Make a tally of the lines in the records that include the string "name", and give only that number.

** Opening DATASET RECORDS block **

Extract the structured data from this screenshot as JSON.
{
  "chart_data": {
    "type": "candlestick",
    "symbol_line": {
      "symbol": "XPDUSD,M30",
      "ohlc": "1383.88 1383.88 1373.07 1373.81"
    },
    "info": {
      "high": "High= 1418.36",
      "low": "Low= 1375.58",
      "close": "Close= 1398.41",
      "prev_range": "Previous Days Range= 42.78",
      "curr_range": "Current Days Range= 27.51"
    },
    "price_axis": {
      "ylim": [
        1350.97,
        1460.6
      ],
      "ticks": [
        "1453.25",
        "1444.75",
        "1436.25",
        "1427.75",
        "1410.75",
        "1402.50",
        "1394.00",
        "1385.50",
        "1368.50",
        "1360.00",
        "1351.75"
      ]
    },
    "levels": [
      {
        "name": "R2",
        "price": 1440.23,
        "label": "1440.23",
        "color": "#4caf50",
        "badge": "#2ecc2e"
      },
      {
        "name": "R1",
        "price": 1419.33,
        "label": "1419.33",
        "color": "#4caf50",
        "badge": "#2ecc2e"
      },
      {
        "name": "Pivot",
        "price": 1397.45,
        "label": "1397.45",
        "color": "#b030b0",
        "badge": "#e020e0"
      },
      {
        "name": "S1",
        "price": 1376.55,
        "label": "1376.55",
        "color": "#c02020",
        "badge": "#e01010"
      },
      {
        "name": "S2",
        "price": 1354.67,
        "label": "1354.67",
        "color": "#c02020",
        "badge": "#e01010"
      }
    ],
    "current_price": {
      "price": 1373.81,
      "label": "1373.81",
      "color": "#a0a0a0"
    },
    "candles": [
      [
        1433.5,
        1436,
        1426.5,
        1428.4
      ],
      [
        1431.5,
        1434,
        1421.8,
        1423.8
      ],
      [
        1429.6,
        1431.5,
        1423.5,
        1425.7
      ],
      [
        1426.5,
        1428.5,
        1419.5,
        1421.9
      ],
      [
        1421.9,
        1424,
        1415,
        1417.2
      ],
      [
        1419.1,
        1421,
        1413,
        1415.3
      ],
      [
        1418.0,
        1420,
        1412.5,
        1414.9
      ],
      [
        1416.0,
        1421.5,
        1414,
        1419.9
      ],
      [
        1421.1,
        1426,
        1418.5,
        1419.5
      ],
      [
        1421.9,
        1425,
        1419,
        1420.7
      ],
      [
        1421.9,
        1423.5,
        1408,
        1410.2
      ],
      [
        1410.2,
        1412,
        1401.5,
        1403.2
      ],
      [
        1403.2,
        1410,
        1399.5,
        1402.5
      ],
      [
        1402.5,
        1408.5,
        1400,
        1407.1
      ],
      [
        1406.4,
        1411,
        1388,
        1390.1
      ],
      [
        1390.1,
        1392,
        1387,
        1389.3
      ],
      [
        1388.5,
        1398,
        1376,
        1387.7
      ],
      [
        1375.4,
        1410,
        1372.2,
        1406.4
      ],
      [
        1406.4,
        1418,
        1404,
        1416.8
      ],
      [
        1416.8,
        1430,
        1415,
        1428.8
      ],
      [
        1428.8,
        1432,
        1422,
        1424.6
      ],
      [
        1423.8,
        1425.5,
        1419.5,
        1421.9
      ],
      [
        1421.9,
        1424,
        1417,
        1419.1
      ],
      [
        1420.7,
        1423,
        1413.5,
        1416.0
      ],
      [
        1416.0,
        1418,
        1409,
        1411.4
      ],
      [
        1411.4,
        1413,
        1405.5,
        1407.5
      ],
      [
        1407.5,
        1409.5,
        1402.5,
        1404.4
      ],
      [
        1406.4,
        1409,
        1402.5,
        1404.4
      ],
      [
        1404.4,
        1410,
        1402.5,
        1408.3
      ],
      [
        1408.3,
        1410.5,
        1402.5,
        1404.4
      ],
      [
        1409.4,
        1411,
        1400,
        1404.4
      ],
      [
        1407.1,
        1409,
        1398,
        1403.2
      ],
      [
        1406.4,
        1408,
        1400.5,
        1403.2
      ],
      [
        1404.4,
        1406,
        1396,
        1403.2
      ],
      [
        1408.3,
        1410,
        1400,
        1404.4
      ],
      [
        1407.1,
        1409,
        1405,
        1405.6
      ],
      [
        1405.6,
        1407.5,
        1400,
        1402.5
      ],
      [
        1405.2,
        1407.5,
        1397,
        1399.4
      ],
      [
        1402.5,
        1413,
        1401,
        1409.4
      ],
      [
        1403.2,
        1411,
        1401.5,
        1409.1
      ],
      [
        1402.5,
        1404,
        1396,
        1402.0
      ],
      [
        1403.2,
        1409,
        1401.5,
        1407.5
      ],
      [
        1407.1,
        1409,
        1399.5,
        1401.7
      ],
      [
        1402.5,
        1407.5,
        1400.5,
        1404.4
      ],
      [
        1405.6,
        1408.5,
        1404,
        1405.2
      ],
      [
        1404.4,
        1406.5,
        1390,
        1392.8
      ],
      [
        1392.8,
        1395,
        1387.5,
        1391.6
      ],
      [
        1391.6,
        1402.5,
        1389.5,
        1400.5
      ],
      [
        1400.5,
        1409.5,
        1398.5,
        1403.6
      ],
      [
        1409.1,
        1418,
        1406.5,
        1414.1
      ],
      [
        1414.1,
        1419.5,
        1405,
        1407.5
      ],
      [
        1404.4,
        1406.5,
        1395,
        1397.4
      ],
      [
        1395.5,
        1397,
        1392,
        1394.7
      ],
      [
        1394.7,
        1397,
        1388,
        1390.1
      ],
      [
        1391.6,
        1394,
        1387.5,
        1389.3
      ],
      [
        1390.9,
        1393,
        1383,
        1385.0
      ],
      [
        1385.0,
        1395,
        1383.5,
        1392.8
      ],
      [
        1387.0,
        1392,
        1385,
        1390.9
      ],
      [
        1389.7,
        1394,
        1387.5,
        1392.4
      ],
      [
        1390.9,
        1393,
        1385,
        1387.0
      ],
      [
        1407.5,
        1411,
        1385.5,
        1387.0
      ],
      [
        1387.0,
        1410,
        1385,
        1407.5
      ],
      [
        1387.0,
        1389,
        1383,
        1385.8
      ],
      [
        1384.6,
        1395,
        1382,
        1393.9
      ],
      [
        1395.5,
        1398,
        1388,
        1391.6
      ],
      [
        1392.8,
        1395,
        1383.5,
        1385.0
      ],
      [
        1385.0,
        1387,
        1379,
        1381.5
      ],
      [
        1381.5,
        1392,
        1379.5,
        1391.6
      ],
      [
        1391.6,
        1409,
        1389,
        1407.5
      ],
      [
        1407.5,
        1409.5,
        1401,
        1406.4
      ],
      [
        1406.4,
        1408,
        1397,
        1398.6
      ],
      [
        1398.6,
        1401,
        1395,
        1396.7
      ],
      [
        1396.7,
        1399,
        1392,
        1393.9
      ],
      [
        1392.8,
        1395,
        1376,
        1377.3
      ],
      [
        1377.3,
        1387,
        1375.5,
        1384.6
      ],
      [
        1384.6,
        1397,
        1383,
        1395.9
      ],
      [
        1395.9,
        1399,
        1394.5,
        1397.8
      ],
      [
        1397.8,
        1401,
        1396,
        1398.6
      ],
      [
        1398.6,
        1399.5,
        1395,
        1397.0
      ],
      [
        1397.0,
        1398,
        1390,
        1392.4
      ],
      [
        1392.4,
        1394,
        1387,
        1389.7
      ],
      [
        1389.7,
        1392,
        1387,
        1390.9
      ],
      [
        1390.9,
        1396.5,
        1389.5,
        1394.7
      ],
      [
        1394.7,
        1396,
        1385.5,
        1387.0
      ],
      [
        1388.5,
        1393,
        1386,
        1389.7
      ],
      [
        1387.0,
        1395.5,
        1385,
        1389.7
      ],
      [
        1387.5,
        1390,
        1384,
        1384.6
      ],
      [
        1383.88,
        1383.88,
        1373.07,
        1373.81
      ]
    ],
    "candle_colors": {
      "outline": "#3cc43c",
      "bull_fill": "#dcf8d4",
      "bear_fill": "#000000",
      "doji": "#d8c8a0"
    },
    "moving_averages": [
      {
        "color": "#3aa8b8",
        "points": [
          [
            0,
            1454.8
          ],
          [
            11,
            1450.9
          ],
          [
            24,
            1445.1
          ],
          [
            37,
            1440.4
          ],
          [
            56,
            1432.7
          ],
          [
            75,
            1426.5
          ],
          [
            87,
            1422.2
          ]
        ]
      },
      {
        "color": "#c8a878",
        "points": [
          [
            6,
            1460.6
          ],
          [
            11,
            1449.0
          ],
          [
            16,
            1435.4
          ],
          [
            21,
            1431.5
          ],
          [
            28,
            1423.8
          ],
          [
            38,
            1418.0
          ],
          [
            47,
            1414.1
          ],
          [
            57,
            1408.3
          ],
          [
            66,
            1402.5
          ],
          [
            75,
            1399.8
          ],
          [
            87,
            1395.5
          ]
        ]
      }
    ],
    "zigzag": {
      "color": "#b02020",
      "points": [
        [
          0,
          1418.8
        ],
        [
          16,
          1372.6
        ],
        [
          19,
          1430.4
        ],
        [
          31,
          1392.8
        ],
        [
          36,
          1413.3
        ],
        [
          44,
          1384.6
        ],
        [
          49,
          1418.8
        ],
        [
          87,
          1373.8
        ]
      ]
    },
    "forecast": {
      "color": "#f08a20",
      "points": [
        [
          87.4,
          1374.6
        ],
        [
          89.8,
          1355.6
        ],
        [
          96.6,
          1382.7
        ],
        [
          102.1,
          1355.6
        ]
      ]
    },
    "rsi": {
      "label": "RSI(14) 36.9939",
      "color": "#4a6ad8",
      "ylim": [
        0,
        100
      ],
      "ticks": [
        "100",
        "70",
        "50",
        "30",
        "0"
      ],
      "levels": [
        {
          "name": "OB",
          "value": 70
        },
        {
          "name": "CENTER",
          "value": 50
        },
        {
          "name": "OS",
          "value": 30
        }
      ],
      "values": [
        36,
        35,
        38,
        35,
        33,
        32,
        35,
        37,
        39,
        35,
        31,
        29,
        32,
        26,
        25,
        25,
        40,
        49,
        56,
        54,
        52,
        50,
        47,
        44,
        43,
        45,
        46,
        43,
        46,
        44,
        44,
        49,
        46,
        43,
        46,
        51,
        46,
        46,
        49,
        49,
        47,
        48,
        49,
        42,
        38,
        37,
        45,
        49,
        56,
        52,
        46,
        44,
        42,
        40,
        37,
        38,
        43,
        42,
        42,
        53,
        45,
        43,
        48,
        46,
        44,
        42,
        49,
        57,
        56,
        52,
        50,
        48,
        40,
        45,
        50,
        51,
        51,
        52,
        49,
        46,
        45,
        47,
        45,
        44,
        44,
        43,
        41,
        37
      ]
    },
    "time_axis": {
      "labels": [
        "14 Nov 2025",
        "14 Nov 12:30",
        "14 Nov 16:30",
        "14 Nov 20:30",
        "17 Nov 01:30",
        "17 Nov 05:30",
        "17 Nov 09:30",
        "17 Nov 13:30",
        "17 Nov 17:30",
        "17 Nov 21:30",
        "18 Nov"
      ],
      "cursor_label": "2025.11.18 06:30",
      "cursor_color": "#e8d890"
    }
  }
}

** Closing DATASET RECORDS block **

EXERCISE ANSWER ▸ 8